[[ RAW DATA, beginning ]]
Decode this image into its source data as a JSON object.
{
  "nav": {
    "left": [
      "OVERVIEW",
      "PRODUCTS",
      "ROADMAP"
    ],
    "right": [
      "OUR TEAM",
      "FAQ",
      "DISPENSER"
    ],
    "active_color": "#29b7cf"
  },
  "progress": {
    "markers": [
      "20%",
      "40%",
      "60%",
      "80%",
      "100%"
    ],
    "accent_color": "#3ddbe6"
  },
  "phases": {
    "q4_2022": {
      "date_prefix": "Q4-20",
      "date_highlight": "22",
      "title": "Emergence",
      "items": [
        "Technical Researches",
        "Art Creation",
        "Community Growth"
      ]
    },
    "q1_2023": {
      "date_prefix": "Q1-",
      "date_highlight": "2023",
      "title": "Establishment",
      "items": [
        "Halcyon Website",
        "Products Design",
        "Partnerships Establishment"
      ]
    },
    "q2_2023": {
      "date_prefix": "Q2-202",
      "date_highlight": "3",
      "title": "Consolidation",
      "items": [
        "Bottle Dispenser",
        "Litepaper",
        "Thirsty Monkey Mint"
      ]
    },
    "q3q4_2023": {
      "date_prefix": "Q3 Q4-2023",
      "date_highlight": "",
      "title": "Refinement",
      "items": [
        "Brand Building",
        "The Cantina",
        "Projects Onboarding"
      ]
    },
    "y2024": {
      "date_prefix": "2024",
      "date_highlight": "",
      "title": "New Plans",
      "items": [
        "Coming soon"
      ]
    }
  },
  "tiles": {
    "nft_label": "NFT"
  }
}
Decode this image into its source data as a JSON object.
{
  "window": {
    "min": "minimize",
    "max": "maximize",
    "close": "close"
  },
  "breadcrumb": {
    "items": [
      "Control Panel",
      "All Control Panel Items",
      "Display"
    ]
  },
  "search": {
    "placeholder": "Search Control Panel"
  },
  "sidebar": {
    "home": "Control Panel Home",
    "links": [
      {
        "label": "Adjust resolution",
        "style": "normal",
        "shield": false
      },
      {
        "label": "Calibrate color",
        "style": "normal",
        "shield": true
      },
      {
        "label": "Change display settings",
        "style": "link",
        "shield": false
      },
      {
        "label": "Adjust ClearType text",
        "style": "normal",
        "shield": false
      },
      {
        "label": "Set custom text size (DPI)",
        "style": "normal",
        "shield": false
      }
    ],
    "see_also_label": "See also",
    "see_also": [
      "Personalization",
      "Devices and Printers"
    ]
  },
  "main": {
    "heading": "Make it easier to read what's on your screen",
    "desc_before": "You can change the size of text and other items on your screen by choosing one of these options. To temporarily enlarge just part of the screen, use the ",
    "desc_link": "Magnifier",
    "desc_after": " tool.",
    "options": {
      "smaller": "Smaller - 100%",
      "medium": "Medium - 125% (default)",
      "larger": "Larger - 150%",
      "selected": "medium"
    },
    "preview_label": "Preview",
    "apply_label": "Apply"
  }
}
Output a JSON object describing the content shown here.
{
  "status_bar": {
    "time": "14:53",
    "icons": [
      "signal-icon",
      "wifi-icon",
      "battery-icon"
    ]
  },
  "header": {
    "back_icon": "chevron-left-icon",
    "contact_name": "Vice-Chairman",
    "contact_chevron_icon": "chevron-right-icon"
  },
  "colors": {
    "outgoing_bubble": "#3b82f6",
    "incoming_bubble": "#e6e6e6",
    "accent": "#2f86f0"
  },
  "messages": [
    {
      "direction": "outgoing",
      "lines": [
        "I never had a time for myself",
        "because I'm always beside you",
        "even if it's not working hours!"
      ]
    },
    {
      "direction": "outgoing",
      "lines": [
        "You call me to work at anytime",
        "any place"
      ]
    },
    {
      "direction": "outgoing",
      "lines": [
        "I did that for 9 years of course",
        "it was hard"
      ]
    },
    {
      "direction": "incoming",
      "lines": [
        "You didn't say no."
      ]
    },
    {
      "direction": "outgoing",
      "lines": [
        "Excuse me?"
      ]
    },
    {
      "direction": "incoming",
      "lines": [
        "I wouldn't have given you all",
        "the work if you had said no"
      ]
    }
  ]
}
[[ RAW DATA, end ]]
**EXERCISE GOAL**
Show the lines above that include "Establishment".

**SOLUTION FOR THIS PROBLEM**
      "title": "Establishment",
        "Partnerships Establishment"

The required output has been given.